Impending storms forced players off the course at the Tour Championship today at Atlanta’s East Lake Golf Club, and about half an hour later, the reason for that suspension of play became frighteningly apparent.

That’s when lightning struck a tree amidst a crowd of spectators still on the course, who were likely attempting to shelter under it.


NBC caught footage of it as it happened:

It’s incredibly fortunate that none of the injuries are life threatening. Here’s the statement from the PGA Tour:

Saturday’s third round of the TOUR Championship was suspended after six fans were injured following a lightning strike at East Lake Golf Club. Play was suspended for the day and will resume at 8 a.m. Sunday morning.

A storm caused play to be halted at 4:17 p.m. Saturday, shortly after the final group of Justin Thomas and Brooks Koepka completed the fifth hole. There were two lightning strikes 28 minutes later. One strike occurred near the maintenance area, while another struck a tree near the 16th tee. Debris from that strike injured six people.

Five fans were transported from the property via ambulance to area hospitals for further medical attention. One other fan was treated and released on-site and did not require transportation to a hospital.

The Tour also attempted to justify their timeline for the day:

Scoreboards informed fans that inclement weather was approaching the course, and fans were asked to evacuate the course when play is suspended.

“When we suspend play, we encourage everybody to leave and take shelter anywhere they can,” said Mark Russell, the PGA TOUR’s Vice Presidents of Rules & Competition. “We opened up hospitality areas that are grounded, a lot of other places like that. You’ve got a lot of people, and you have to do that quickly.”

If you’re wondering why there were still fans on the course, it’s important to remember that even with 30 minutes notice, a golf course is a very big place. For a lot of people, a gate or an available shelter might not be within easy walking distance. Coupled with the pop-up nature of the storms and the likelihood of good weather after, it’s not hard to see a few fans checking their phone radar and deciding it’s not worth it to head all the way back to their cars.  Especially if they made any wagers on the tournament with Mobile Slots Sites.

As we saw this afternoon, that’s not good! It’s a tough situation, with an obvious array of moving parts and a lot of ground to cover; you can’t just send people down the aisles to a covered concourse as you can at a normal sporting event. But today could have ended with multiple spectators dead. It should never have to get to that before action is taken, whatever form that action ends up taking.

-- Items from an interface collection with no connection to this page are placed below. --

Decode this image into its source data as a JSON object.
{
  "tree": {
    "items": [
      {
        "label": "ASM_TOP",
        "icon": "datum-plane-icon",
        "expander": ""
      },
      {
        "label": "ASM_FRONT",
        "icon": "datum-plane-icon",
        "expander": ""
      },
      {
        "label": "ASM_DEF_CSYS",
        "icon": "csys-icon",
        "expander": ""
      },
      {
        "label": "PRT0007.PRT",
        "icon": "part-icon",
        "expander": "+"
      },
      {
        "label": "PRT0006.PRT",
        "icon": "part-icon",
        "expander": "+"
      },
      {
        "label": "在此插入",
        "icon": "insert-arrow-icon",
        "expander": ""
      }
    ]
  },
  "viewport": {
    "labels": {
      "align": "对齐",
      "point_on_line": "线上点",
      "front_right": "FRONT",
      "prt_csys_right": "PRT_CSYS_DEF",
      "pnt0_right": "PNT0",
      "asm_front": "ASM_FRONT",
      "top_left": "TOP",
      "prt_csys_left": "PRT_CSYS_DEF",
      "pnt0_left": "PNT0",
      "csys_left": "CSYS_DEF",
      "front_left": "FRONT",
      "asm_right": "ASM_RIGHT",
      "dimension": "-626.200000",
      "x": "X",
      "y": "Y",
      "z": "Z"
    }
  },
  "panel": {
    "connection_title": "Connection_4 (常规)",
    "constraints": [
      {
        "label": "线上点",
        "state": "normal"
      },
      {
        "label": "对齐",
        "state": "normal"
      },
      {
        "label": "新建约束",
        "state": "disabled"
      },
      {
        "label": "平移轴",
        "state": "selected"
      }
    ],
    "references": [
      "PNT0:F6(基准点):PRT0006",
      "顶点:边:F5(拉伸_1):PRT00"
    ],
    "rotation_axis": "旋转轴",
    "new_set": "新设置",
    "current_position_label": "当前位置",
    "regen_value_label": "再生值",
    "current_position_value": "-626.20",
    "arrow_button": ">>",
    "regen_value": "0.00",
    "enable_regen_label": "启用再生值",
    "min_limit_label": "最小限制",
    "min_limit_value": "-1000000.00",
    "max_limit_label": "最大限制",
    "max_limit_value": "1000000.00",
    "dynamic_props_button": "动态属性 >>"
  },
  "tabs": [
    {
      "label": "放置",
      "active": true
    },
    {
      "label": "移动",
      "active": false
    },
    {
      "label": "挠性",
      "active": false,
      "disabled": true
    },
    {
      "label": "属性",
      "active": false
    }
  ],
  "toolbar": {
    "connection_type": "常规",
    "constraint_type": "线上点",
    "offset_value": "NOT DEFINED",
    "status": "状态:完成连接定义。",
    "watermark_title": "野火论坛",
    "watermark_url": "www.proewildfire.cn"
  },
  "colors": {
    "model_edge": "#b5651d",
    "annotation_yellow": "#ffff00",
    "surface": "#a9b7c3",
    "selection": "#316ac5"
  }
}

[PGA Tour]

About Jay Rigdon

Jay is a columnist at Awful Announcing. He is not a strong swimmer. He is probably talking to a dog in a silly voice at this very moment.